▶ [What is required]:
Apart from the pictures, every record here must be copied word for word.

▶ [Supplied records]:

------------------------------------

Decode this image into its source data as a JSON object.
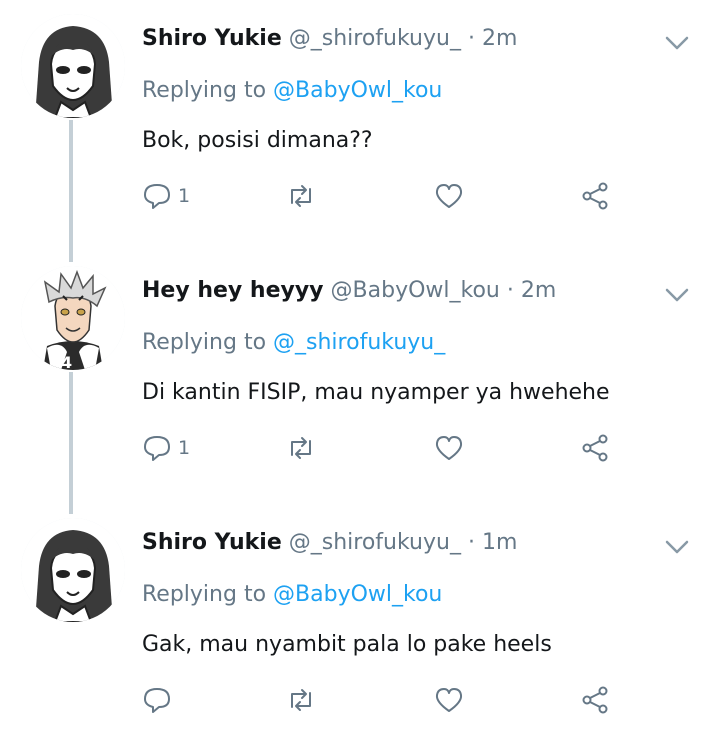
{
  "colors": {
    "accent": "#1da1f2",
    "secondary_text": "#657786",
    "thread_line": "#c4cfd6"
  },
  "tweets": [
    {
      "name": "Shiro Yukie",
      "handle": "@_shirofukuyu_",
      "dot": "·",
      "time": "2m",
      "replying_prefix": "Replying to",
      "replying_to": "@BabyOwl_kou",
      "text": "Bok, posisi dimana??",
      "reply_count": "1",
      "avatar_icon": "girl-avatar"
    },
    {
      "name": "Hey hey heyyy",
      "handle": "@BabyOwl_kou",
      "dot": "·",
      "time": "2m",
      "replying_prefix": "Replying to",
      "replying_to": "@_shirofukuyu_",
      "text": "Di kantin FISIP, mau nyamper ya hwehehe",
      "reply_count": "1",
      "avatar_icon": "boy-avatar"
    },
    {
      "name": "Shiro Yukie",
      "handle": "@_shirofukuyu_",
      "dot": "·",
      "time": "1m",
      "replying_prefix": "Replying to",
      "replying_to": "@BabyOwl_kou",
      "text": "Gak, mau nyambit pala lo pake heels",
      "reply_count": "",
      "avatar_icon": "girl-avatar"
    }
  ]
}
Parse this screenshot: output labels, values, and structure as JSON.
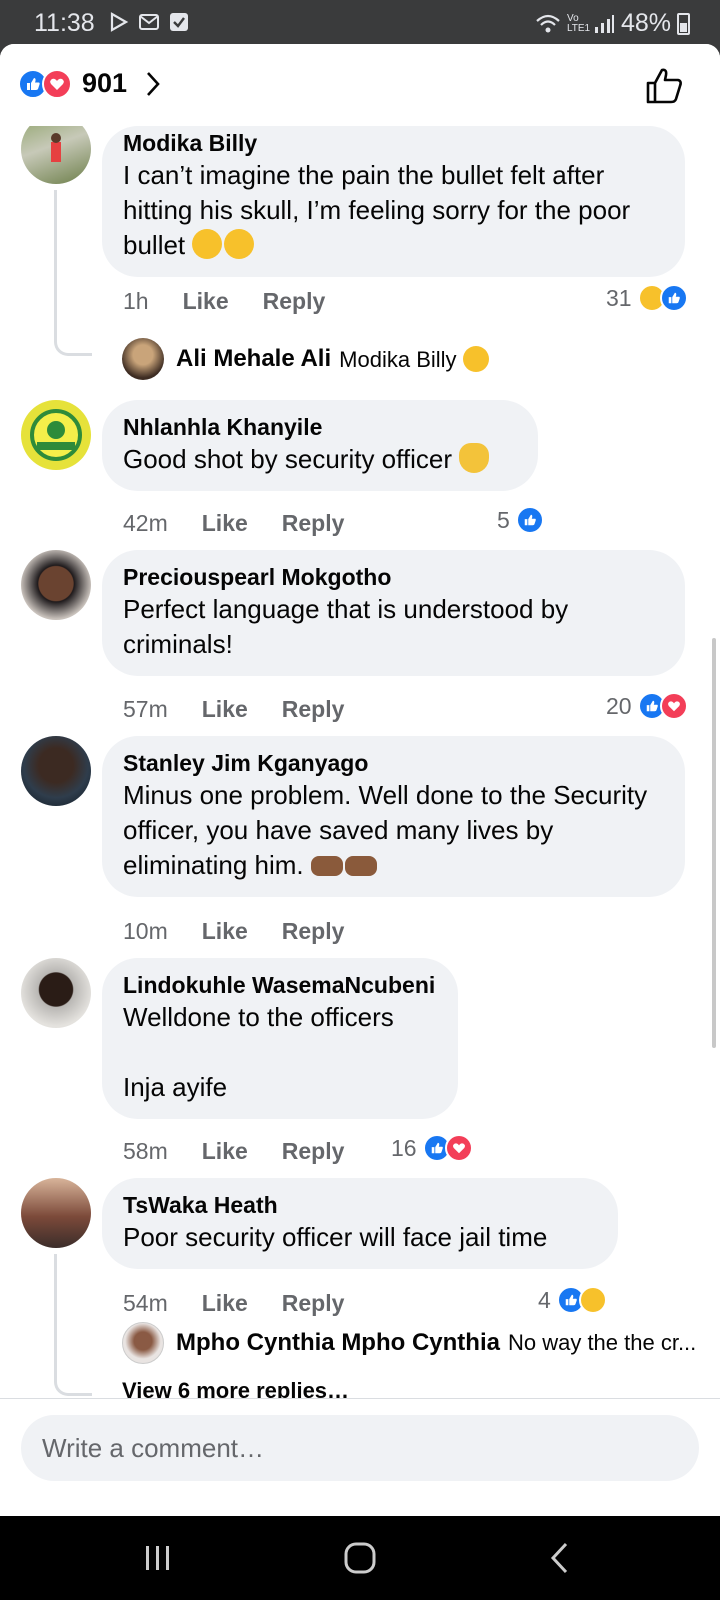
{
  "status_bar": {
    "time": "11:38",
    "battery": "48%",
    "network": "Vo LTE1"
  },
  "header": {
    "reaction_count": "901"
  },
  "comments": [
    {
      "name": "Modika Billy",
      "text": "I can’t imagine the pain the bullet felt after hitting his skull, I’m feeling sorry for the poor bullet",
      "time": "1h",
      "like": "Like",
      "reply": "Reply",
      "reactions": "31",
      "reply_preview": {
        "name": "Ali Mehale Ali",
        "text": "Modika Billy"
      }
    },
    {
      "name": "Nhlanhla Khanyile",
      "text": "Good shot by security officer",
      "time": "42m",
      "like": "Like",
      "reply": "Reply",
      "reactions": "5"
    },
    {
      "name": "Preciouspearl Mokgotho",
      "text": "Perfect language that is understood by criminals!",
      "time": "57m",
      "like": "Like",
      "reply": "Reply",
      "reactions": "20"
    },
    {
      "name": "Stanley Jim Kganyago",
      "text": "Minus one problem. Well done to the Security officer, you have saved many lives by eliminating him.",
      "time": "10m",
      "like": "Like",
      "reply": "Reply"
    },
    {
      "name": "Lindokuhle WasemaNcubeni",
      "text": "Welldone to the officers\n\nInja ayife",
      "time": "58m",
      "like": "Like",
      "reply": "Reply",
      "reactions": "16"
    },
    {
      "name": "TsWaka Heath",
      "text": "Poor security officer will face jail time",
      "time": "54m",
      "like": "Like",
      "reply": "Reply",
      "reactions": "4",
      "reply_preview": {
        "name": "Mpho Cynthia Mpho Cynthia",
        "text": "No way the the cr..."
      },
      "more_replies": "View 6 more replies…"
    }
  ],
  "composer": {
    "placeholder": "Write a comment…"
  },
  "colors": {
    "like_blue": "#1877f2",
    "love_red": "#f33e58",
    "bubble_bg": "#f0f2f5",
    "meta_gray": "#65676b"
  }
}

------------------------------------

▶ [Written answer]:
Decode this image into its source data as a JSON object.
{
  "colors": {
    "accent": "#1da1f2",
    "secondary_text": "#657786",
    "thread_line": "#c4cfd6"
  },
  "tweets": [
    {
      "name": "Shiro Yukie",
      "handle": "@_shirofukuyu_",
      "dot": "·",
      "time": "2m",
      "replying_prefix": "Replying to",
      "replying_to": "@BabyOwl_kou",
      "text": "Bok, posisi dimana??",
      "reply_count": "1",
      "avatar_icon": "girl-avatar"
    },
    {
      "name": "Hey hey heyyy",
      "handle": "@BabyOwl_kou",
      "dot": "·",
      "time": "2m",
      "replying_prefix": "Replying to",
      "replying_to": "@_shirofukuyu_",
      "text": "Di kantin FISIP, mau nyamper ya hwehehe",
      "reply_count": "1",
      "avatar_icon": "boy-avatar"
    },
    {
      "name": "Shiro Yukie",
      "handle": "@_shirofukuyu_",
      "dot": "·",
      "time": "1m",
      "replying_prefix": "Replying to",
      "replying_to": "@BabyOwl_kou",
      "text": "Gak, mau nyambit pala lo pake heels",
      "reply_count": "",
      "avatar_icon": "girl-avatar"
    }
  ]
}
Parse this screenshot: output labels, values, and structure as JSON.
{
  "status_bar": {
    "time": "11:38",
    "battery": "48%",
    "network": "Vo LTE1"
  },
  "header": {
    "reaction_count": "901"
  },
  "comments": [
    {
      "name": "Modika Billy",
      "text": "I can’t imagine the pain the bullet felt after hitting his skull, I’m feeling sorry for the poor bullet",
      "time": "1h",
      "like": "Like",
      "reply": "Reply",
      "reactions": "31",
      "reply_preview": {
        "name": "Ali Mehale Ali",
        "text": "Modika Billy"
      }
    },
    {
      "name": "Nhlanhla Khanyile",
      "text": "Good shot by security officer",
      "time": "42m",
      "like": "Like",
      "reply": "Reply",
      "reactions": "5"
    },
    {
      "name": "Preciouspearl Mokgotho",
      "text": "Perfect language that is understood by criminals!",
      "time": "57m",
      "like": "Like",
      "reply": "Reply",
      "reactions": "20"
    },
    {
      "name": "Stanley Jim Kganyago",
      "text": "Minus one problem. Well done to the Security officer, you have saved many lives by eliminating him.",
      "time": "10m",
      "like": "Like",
      "reply": "Reply"
    },
    {
      "name": "Lindokuhle WasemaNcubeni",
      "text": "Welldone to the officers\n\nInja ayife",
      "time": "58m",
      "like": "Like",
      "reply": "Reply",
      "reactions": "16"
    },
    {
      "name": "TsWaka Heath",
      "text": "Poor security officer will face jail time",
      "time": "54m",
      "like": "Like",
      "reply": "Reply",
      "reactions": "4",
      "reply_preview": {
        "name": "Mpho Cynthia Mpho Cynthia",
        "text": "No way the the cr..."
      },
      "more_replies": "View 6 more replies…"
    }
  ],
  "composer": {
    "placeholder": "Write a comment…"
  },
  "colors": {
    "like_blue": "#1877f2",
    "love_red": "#f33e58",
    "bubble_bg": "#f0f2f5",
    "meta_gray": "#65676b"
  }
}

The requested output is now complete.